THE PROBLEM: Retyping the records exactly is the whole task.

Element data from apps and pages
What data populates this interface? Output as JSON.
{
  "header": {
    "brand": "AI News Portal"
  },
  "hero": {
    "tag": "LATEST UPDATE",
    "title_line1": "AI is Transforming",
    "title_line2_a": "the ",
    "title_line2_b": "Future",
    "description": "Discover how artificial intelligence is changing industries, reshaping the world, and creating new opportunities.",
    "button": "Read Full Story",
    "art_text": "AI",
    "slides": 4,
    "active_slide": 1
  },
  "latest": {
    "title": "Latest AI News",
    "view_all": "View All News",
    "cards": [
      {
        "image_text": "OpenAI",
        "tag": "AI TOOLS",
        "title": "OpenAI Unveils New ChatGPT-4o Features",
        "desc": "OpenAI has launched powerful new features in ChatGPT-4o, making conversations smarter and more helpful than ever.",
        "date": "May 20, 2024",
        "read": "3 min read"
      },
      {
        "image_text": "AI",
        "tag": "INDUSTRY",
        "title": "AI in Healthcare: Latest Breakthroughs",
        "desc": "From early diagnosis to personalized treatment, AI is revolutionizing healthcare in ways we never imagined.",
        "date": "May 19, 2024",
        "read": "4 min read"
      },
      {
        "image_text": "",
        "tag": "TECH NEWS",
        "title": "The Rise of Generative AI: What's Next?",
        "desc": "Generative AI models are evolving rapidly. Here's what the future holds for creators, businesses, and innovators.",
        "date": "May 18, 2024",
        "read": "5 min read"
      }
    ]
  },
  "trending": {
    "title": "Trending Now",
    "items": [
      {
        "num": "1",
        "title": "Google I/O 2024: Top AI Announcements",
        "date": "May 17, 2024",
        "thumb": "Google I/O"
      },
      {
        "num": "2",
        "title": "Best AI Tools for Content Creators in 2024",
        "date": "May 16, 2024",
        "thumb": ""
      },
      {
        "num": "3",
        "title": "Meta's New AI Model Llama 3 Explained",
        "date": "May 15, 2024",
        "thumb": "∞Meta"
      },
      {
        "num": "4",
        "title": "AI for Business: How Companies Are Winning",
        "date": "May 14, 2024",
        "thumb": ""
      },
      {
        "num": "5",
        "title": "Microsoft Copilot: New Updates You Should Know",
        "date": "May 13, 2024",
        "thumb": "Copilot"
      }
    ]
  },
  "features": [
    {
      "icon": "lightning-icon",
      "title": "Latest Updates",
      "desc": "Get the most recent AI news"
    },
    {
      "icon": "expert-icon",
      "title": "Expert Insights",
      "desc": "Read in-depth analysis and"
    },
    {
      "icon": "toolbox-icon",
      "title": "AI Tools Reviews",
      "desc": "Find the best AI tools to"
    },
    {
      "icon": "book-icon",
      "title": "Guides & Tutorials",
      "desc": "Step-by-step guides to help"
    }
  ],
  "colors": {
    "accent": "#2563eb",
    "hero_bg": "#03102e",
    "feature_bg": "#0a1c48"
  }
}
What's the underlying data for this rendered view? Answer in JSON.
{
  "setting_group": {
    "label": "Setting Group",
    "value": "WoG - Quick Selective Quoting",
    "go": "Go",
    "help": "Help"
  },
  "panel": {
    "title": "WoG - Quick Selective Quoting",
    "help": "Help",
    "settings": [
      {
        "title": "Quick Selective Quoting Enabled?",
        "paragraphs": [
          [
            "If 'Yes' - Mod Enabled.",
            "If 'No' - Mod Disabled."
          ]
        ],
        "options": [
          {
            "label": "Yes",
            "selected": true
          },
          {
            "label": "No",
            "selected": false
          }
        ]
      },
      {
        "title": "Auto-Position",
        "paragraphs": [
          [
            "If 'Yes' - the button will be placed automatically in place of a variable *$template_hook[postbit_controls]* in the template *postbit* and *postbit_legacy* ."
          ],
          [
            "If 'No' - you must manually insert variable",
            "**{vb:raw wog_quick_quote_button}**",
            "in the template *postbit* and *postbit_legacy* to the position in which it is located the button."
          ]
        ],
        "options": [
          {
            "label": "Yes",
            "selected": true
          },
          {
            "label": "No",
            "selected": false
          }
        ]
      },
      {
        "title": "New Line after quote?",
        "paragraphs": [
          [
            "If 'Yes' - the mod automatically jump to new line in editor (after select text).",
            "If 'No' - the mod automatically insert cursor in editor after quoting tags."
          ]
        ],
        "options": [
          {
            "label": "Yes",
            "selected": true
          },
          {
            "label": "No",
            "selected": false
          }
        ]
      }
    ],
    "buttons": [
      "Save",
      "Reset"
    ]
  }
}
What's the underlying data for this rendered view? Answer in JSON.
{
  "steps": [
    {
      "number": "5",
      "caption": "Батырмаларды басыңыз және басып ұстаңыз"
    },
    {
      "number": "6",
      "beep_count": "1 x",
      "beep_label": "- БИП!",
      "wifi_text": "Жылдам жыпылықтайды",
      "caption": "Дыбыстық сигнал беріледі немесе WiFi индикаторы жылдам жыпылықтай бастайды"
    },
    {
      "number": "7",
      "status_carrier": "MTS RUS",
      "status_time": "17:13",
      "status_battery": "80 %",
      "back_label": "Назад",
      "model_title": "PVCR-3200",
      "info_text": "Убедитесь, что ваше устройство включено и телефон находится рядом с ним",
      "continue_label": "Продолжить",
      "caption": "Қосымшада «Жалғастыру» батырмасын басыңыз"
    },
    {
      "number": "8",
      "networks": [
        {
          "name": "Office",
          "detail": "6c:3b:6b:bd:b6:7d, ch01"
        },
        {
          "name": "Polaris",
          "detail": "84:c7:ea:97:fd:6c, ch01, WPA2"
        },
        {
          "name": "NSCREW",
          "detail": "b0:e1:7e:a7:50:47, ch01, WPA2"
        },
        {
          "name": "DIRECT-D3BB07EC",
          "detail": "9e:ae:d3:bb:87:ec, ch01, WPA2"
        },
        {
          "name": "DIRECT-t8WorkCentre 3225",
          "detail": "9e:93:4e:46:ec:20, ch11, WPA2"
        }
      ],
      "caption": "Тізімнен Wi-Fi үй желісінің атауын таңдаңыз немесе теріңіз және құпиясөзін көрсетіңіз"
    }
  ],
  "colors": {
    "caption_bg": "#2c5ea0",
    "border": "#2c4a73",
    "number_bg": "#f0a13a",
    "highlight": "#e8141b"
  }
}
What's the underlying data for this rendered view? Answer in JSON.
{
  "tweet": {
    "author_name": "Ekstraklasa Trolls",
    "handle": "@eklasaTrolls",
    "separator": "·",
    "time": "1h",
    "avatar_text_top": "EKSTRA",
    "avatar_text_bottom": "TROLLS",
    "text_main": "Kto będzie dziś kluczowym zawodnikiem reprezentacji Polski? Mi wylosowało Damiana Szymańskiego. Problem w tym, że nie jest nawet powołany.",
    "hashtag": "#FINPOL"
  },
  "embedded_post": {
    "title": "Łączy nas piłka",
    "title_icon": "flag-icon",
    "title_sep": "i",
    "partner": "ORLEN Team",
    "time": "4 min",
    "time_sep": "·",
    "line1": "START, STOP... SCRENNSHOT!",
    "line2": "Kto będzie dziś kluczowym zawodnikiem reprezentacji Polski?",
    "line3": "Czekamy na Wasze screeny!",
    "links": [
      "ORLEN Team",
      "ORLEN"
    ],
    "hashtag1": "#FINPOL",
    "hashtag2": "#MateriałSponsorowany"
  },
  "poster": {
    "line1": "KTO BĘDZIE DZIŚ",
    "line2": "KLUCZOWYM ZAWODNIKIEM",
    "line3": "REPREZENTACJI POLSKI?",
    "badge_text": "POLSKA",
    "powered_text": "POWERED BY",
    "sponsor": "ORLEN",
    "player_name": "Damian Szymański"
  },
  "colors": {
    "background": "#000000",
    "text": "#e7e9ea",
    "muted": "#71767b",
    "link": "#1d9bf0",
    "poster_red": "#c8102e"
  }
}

EXERCISE RESULT:
What data populates this interface? Output as JSON.
{
  "header": {
    "brand": "AI News Portal"
  },
  "hero": {
    "tag": "LATEST UPDATE",
    "title_line1": "AI is Transforming",
    "title_line2_a": "the ",
    "title_line2_b": "Future",
    "description": "Discover how artificial intelligence is changing industries, reshaping the world, and creating new opportunities.",
    "button": "Read Full Story",
    "art_text": "AI",
    "slides": 4,
    "active_slide": 1
  },
  "latest": {
    "title": "Latest AI News",
    "view_all": "View All News",
    "cards": [
      {
        "image_text": "OpenAI",
        "tag": "AI TOOLS",
        "title": "OpenAI Unveils New ChatGPT-4o Features",
        "desc": "OpenAI has launched powerful new features in ChatGPT-4o, making conversations smarter and more helpful than ever.",
        "date": "May 20, 2024",
        "read": "3 min read"
      },
      {
        "image_text": "AI",
        "tag": "INDUSTRY",
        "title": "AI in Healthcare: Latest Breakthroughs",
        "desc": "From early diagnosis to personalized treatment, AI is revolutionizing healthcare in ways we never imagined.",
        "date": "May 19, 2024",
        "read": "4 min read"
      },
      {
        "image_text": "",
        "tag": "TECH NEWS",
        "title": "The Rise of Generative AI: What's Next?",
        "desc": "Generative AI models are evolving rapidly. Here's what the future holds for creators, businesses, and innovators.",
        "date": "May 18, 2024",
        "read": "5 min read"
      }
    ]
  },
  "trending": {
    "title": "Trending Now",
    "items": [
      {
        "num": "1",
        "title": "Google I/O 2024: Top AI Announcements",
        "date": "May 17, 2024",
        "thumb": "Google I/O"
      },
      {
        "num": "2",
        "title": "Best AI Tools for Content Creators in 2024",
        "date": "May 16, 2024",
        "thumb": ""
      },
      {
        "num": "3",
        "title": "Meta's New AI Model Llama 3 Explained",
        "date": "May 15, 2024",
        "thumb": "∞Meta"
      },
      {
        "num": "4",
        "title": "AI for Business: How Companies Are Winning",
        "date": "May 14, 2024",
        "thumb": ""
      },
      {
        "num": "5",
        "title": "Microsoft Copilot: New Updates You Should Know",
        "date": "May 13, 2024",
        "thumb": "Copilot"
      }
    ]
  },
  "features": [
    {
      "icon": "lightning-icon",
      "title": "Latest Updates",
      "desc": "Get the most recent AI news"
    },
    {
      "icon": "expert-icon",
      "title": "Expert Insights",
      "desc": "Read in-depth analysis and"
    },
    {
      "icon": "toolbox-icon",
      "title": "AI Tools Reviews",
      "desc": "Find the best AI tools to"
    },
    {
      "icon": "book-icon",
      "title": "Guides & Tutorials",
      "desc": "Step-by-step guides to help"
    }
  ],
  "colors": {
    "accent": "#2563eb",
    "hero_bg": "#03102e",
    "feature_bg": "#0a1c48"
  }
}
What's the underlying data for this rendered view? Answer in JSON.
{
  "setting_group": {
    "label": "Setting Group",
    "value": "WoG - Quick Selective Quoting",
    "go": "Go",
    "help": "Help"
  },
  "panel": {
    "title": "WoG - Quick Selective Quoting",
    "help": "Help",
    "settings": [
      {
        "title": "Quick Selective Quoting Enabled?",
        "paragraphs": [
          [
            "If 'Yes' - Mod Enabled.",
            "If 'No' - Mod Disabled."
          ]
        ],
        "options": [
          {
            "label": "Yes",
            "selected": true
          },
          {
            "label": "No",
            "selected": false
          }
        ]
      },
      {
        "title": "Auto-Position",
        "paragraphs": [
          [
            "If 'Yes' - the button will be placed automatically in place of a variable *$template_hook[postbit_controls]* in the template *postbit* and *postbit_legacy* ."
          ],
          [
            "If 'No' - you must manually insert variable",
            "**{vb:raw wog_quick_quote_button}**",
            "in the template *postbit* and *postbit_legacy* to the position in which it is located the button."
          ]
        ],
        "options": [
          {
            "label": "Yes",
            "selected": true
          },
          {
            "label": "No",
            "selected": false
          }
        ]
      },
      {
        "title": "New Line after quote?",
        "paragraphs": [
          [
            "If 'Yes' - the mod automatically jump to new line in editor (after select text).",
            "If 'No' - the mod automatically insert cursor in editor after quoting tags."
          ]
        ],
        "options": [
          {
            "label": "Yes",
            "selected": true
          },
          {
            "label": "No",
            "selected": false
          }
        ]
      }
    ],
    "buttons": [
      "Save",
      "Reset"
    ]
  }
}
What's the underlying data for this rendered view? Answer in JSON.
{
  "steps": [
    {
      "number": "5",
      "caption": "Батырмаларды басыңыз және басып ұстаңыз"
    },
    {
      "number": "6",
      "beep_count": "1 x",
      "beep_label": "- БИП!",
      "wifi_text": "Жылдам жыпылықтайды",
      "caption": "Дыбыстық сигнал беріледі немесе WiFi индикаторы жылдам жыпылықтай бастайды"
    },
    {
      "number": "7",
      "status_carrier": "MTS RUS",
      "status_time": "17:13",
      "status_battery": "80 %",
      "back_label": "Назад",
      "model_title": "PVCR-3200",
      "info_text": "Убедитесь, что ваше устройство включено и телефон находится рядом с ним",
      "continue_label": "Продолжить",
      "caption": "Қосымшада «Жалғастыру» батырмасын басыңыз"
    },
    {
      "number": "8",
      "networks": [
        {
          "name": "Office",
          "detail": "6c:3b:6b:bd:b6:7d, ch01"
        },
        {
          "name": "Polaris",
          "detail": "84:c7:ea:97:fd:6c, ch01, WPA2"
        },
        {
          "name": "NSCREW",
          "detail": "b0:e1:7e:a7:50:47, ch01, WPA2"
        },
        {
          "name": "DIRECT-D3BB07EC",
          "detail": "9e:ae:d3:bb:87:ec, ch01, WPA2"
        },
        {
          "name": "DIRECT-t8WorkCentre 3225",
          "detail": "9e:93:4e:46:ec:20, ch11, WPA2"
        }
      ],
      "caption": "Тізімнен Wi-Fi үй желісінің атауын таңдаңыз немесе теріңіз және құпиясөзін көрсетіңіз"
    }
  ],
  "colors": {
    "caption_bg": "#2c5ea0",
    "border": "#2c4a73",
    "number_bg": "#f0a13a",
    "highlight": "#e8141b"
  }
}
What's the underlying data for this rendered view? Answer in JSON.
{
  "tweet": {
    "author_name": "Ekstraklasa Trolls",
    "handle": "@eklasaTrolls",
    "separator": "·",
    "time": "1h",
    "avatar_text_top": "EKSTRA",
    "avatar_text_bottom": "TROLLS",
    "text_main": "Kto będzie dziś kluczowym zawodnikiem reprezentacji Polski? Mi wylosowało Damiana Szymańskiego. Problem w tym, że nie jest nawet powołany.",
    "hashtag": "#FINPOL"
  },
  "embedded_post": {
    "title": "Łączy nas piłka",
    "title_icon": "flag-icon",
    "title_sep": "i",
    "partner": "ORLEN Team",
    "time": "4 min",
    "time_sep": "·",
    "line1": "START, STOP... SCRENNSHOT!",
    "line2": "Kto będzie dziś kluczowym zawodnikiem reprezentacji Polski?",
    "line3": "Czekamy na Wasze screeny!",
    "links": [
      "ORLEN Team",
      "ORLEN"
    ],
    "hashtag1": "#FINPOL",
    "hashtag2": "#MateriałSponsorowany"
  },
  "poster": {
    "line1": "KTO BĘDZIE DZIŚ",
    "line2": "KLUCZOWYM ZAWODNIKIEM",
    "line3": "REPREZENTACJI POLSKI?",
    "badge_text": "POLSKA",
    "powered_text": "POWERED BY",
    "sponsor": "ORLEN",
    "player_name": "Damian Szymański"
  },
  "colors": {
    "background": "#000000",
    "text": "#e7e9ea",
    "muted": "#71767b",
    "link": "#1d9bf0",
    "poster_red": "#c8102e"
  }
}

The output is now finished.